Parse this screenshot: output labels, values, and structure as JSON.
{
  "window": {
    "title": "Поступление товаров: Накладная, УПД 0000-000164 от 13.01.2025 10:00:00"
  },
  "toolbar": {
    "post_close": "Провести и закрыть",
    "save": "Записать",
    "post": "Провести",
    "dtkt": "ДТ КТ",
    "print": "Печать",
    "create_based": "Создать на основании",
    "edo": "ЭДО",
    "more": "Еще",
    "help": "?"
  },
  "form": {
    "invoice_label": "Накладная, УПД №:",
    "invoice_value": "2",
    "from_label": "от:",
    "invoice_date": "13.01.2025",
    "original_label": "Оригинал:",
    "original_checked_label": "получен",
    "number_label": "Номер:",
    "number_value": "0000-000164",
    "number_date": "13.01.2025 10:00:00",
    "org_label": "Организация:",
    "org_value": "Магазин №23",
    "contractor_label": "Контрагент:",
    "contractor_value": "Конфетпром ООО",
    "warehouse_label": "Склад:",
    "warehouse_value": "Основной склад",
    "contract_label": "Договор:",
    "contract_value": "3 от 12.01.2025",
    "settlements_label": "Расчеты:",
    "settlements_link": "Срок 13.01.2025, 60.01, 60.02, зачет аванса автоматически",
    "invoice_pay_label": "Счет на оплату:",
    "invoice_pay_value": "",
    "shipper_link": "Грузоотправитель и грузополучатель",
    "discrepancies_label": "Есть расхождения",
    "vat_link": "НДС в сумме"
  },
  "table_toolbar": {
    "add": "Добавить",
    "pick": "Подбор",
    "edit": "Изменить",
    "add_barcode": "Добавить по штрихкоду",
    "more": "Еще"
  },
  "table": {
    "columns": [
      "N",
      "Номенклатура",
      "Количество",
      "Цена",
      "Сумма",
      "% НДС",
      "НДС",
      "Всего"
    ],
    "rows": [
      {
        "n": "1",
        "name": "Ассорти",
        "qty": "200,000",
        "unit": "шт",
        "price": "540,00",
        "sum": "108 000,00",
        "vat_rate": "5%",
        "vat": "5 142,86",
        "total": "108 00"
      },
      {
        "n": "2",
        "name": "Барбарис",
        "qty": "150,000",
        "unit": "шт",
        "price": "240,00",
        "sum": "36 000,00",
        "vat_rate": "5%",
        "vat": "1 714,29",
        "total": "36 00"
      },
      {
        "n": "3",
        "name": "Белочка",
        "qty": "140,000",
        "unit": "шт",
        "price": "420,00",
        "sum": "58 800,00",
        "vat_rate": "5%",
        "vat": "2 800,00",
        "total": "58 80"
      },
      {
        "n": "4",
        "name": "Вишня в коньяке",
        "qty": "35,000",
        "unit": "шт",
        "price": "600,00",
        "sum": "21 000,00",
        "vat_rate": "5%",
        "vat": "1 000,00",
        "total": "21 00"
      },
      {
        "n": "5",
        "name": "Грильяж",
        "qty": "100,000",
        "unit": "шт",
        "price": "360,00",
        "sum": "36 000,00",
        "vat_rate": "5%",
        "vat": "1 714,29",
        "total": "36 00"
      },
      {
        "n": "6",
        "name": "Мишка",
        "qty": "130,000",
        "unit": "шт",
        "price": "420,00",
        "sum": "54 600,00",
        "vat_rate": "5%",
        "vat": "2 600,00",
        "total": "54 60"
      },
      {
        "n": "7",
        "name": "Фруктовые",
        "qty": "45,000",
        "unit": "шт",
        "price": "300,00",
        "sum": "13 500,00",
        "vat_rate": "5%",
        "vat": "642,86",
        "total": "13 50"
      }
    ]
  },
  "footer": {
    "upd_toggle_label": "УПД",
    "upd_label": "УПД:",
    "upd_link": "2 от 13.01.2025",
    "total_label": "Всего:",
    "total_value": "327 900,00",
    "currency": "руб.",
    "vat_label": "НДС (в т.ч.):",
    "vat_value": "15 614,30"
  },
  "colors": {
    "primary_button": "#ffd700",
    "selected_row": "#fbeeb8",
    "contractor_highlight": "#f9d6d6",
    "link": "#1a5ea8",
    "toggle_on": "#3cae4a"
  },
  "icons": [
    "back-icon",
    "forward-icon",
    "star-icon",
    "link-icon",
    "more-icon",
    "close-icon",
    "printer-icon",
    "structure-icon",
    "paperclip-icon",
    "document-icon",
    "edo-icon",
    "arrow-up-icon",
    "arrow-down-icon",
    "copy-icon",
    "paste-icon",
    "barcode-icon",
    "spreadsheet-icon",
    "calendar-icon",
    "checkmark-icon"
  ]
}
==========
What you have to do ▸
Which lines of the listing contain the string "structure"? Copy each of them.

Answer section ▸
Parse this screenshot: output labels, values, and structure as JSON.
    "structure-icon",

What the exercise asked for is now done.